Collection entries
--

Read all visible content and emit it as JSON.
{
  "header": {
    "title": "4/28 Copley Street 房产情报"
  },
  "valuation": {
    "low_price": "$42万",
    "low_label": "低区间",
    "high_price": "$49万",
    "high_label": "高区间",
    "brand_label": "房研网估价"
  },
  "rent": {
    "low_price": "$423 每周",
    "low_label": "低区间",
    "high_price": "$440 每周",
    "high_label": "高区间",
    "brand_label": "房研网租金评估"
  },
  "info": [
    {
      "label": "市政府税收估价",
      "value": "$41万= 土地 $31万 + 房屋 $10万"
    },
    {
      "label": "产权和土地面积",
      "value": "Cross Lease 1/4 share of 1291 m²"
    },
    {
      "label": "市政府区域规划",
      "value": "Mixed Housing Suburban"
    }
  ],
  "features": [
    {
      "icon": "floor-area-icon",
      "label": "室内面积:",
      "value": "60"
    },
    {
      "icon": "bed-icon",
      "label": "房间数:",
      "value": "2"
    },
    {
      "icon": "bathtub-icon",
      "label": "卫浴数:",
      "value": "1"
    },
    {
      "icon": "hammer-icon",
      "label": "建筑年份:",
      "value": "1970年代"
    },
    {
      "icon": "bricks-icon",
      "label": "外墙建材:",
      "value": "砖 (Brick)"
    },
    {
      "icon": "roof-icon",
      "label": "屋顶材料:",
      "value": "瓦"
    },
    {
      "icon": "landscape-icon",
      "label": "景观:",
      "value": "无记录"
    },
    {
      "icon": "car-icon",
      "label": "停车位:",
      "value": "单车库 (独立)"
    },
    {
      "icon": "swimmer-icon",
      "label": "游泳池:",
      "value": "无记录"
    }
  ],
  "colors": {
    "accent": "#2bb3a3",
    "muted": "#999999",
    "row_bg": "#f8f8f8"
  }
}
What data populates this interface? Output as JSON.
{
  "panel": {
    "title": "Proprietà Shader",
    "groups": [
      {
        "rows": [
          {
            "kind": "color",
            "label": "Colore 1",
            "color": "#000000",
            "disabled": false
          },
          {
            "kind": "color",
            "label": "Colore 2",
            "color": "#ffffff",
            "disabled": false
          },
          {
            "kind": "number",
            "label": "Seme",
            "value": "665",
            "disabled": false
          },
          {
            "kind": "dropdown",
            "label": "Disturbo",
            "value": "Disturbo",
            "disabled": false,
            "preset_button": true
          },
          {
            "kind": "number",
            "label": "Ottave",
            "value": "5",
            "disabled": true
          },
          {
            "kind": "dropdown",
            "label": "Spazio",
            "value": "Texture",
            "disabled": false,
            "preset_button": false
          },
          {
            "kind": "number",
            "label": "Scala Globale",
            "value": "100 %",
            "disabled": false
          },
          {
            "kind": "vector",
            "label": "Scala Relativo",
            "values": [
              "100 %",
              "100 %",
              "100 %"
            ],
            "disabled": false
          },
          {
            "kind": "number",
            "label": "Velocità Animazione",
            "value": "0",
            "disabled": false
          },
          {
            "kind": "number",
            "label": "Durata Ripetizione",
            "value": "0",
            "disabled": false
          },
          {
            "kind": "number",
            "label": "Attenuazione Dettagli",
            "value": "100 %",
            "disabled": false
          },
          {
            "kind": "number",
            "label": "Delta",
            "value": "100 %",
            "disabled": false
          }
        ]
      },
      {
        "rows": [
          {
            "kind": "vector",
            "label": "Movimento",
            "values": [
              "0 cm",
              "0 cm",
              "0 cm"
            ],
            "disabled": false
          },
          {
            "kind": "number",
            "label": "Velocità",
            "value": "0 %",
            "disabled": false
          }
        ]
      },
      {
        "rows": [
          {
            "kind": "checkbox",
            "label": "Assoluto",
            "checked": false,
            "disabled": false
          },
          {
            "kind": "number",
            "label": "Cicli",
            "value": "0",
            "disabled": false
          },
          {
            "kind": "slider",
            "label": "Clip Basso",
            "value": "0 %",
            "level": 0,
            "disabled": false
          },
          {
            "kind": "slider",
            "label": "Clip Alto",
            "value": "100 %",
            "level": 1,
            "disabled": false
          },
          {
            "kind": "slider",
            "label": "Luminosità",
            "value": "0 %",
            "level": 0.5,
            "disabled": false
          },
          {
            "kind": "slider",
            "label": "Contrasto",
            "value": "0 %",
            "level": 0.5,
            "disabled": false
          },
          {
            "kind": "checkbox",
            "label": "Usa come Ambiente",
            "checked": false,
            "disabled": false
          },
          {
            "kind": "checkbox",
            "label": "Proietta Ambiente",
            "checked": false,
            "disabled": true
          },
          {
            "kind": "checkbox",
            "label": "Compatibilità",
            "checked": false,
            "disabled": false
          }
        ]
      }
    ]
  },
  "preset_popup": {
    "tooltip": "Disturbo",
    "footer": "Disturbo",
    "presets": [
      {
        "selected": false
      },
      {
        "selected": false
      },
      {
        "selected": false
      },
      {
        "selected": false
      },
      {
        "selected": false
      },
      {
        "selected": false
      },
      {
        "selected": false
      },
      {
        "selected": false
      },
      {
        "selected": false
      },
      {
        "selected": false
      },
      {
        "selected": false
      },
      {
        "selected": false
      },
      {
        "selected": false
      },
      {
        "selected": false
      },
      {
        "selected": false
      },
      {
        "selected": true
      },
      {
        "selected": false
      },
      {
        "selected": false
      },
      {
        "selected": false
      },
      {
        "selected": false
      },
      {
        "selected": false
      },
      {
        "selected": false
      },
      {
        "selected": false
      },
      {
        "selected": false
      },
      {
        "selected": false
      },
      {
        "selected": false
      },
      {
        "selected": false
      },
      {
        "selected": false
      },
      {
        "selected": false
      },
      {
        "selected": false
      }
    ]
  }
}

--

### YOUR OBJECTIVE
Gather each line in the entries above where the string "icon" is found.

### ANSWER TO THE EXERCISE
      "icon": "floor-area-icon",
      "icon": "bed-icon",
      "icon": "bathtub-icon",
      "icon": "hammer-icon",
      "icon": "bricks-icon",
      "icon": "roof-icon",
      "icon": "landscape-icon",
      "icon": "car-icon",
      "icon": "swimmer-icon",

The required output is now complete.